First, it implements end-to-end error correction across the entire data path. This corrects errors not only in Read/Write operations at the NAND Flash array, but also in the buffer memory (an SRAM or DRAM device). Further verification of the validity of a data transmission is achieved through CRC checksum tests at the NAND Flash array, at the buffer memory and at the interface between the Ferri Family device and the system host processor.

Second, Silicon Motion has extended the scope of its data protection to allow for the elevated bit error rates commonly experienced when a NAND Flash block has undergone many program/erase cycles. Conventional BCH or RS techniques for ECC are capable of 100% data correction at low bit-error rates, but as a NAND Flash array ages the bit error rate rises. Conventional consumer SSDs and MMCs leave uncorrected errors that go beyond the capability of the BCH or RS algorithms.

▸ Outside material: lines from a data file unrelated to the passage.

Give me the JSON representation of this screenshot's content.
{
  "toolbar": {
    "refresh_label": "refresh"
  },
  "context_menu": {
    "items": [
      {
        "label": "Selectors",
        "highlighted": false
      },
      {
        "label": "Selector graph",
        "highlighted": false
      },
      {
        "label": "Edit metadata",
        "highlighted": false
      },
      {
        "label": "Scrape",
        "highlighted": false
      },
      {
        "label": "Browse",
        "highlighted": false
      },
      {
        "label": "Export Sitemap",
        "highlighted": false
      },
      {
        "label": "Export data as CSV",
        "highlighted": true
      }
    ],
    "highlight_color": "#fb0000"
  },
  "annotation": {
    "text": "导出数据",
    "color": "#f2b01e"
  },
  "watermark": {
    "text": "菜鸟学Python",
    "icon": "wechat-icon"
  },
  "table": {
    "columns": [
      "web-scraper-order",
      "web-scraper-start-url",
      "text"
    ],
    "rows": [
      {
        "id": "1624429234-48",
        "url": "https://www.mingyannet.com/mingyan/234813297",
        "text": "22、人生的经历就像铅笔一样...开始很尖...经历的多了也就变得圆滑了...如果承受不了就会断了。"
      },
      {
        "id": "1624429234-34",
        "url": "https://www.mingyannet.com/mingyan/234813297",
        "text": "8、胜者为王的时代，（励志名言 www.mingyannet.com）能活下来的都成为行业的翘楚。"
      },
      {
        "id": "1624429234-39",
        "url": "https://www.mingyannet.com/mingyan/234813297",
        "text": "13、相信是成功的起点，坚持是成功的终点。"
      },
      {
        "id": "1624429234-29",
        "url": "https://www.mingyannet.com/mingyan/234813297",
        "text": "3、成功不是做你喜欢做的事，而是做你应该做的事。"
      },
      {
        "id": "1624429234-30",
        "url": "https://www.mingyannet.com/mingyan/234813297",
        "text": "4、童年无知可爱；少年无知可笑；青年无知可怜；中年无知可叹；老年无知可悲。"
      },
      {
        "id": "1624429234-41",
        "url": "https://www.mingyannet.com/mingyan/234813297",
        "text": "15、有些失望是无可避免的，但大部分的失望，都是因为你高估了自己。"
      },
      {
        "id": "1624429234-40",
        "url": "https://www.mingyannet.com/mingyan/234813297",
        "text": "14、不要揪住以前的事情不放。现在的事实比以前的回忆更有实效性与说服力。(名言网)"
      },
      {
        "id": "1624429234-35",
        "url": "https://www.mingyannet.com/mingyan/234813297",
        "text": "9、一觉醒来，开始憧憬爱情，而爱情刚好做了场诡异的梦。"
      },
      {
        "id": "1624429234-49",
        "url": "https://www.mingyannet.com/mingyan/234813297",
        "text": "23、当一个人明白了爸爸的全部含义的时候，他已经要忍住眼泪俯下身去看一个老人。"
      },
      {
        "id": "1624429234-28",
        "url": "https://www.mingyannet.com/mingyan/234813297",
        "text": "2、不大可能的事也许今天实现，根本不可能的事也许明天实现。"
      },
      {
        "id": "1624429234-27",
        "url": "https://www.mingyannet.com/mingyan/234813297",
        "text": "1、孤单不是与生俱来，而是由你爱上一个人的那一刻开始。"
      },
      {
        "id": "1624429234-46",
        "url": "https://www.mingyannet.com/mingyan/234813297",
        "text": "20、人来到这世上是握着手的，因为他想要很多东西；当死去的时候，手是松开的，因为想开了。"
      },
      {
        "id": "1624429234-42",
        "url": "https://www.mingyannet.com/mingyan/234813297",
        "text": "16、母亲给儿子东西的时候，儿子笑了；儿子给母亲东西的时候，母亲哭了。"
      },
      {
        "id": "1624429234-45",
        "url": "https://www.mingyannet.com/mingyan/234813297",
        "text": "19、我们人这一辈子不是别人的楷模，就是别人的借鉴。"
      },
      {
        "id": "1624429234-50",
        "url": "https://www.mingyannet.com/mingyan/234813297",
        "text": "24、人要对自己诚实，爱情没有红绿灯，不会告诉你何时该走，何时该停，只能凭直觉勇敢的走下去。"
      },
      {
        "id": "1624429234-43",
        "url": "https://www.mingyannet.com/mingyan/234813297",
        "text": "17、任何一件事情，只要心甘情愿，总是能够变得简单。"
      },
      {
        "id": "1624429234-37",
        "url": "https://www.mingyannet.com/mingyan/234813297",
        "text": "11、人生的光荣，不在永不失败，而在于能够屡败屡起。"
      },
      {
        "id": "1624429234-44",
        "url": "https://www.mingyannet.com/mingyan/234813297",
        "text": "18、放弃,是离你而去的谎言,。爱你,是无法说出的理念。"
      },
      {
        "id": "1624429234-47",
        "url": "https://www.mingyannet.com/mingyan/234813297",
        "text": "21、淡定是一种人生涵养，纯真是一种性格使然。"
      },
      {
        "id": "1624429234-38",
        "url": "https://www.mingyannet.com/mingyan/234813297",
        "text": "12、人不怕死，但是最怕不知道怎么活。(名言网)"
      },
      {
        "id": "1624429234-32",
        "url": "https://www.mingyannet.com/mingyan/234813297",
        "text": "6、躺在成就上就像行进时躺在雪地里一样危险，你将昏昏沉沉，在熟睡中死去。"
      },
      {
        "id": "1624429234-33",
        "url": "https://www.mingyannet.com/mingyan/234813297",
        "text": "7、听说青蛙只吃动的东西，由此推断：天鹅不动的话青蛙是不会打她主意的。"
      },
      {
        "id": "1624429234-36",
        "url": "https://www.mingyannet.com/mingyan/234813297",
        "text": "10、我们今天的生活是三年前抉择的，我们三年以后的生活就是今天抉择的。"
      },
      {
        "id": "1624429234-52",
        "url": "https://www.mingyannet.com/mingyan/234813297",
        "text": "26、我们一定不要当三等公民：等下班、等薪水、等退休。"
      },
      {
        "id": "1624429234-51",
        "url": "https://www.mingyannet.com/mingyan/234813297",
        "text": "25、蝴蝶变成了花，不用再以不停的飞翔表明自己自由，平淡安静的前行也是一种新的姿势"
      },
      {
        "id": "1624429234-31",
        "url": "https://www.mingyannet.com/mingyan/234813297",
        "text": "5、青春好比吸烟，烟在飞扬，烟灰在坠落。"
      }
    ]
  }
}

But for automotive applications, the Ferri Family products implement additional error correction. Low Density Parity Check (LDPC) algorithms are applied to recover corrupted words (1kB blocks). Silicon Motion also implements Page RAID algorithms capable of recovering a complete 16kB page that contains corrupt data. Together, these technologies ensure the integrity of Read/Write operations, free of bit errors, across the entire rated cycle life of the NAND Flash array.

Mitigating effects of thermal stress

Data retention is a critical performance parameter for automotive manufacturers: it measures the period over which a bit of data will be retained after being written to a cell. This period is strongly temperature dependent and data retention in the MLC NAND type is markedly shorter than in SLC NAND.

Technology implemented in Ferri Family products protects against data retention failure by intelligently scanning blocks and cells, and refreshing those which are at risk of data loss. This Intelligent Scan & DataRefresh function draws on data about the bit error rate per block derived from ECC operation: at a user-selectable threshold for the bit error rate, a Data

Refresh is performed. At elevated operating temperatures the data retention duration shortens dramatically. Silicon Motion’s Intelligent Scan & DataRefresh function automatically increases the frequency of scanning at higher operating temperatures and can also prevent data loss caused by read disturbance.

The reliability and data integrity of an SSD or eMMC can be greatly enhanced through the application of burn-in, advanced forward error correction and data refresh functions.

Storage solutions need to be well adapted to the needs of the automotive market, providing a combination of long-term reliable operation, data integrity and data retention to ensure that the solid-state memory matches the quality and reliability of any other electronics system in a vehicle.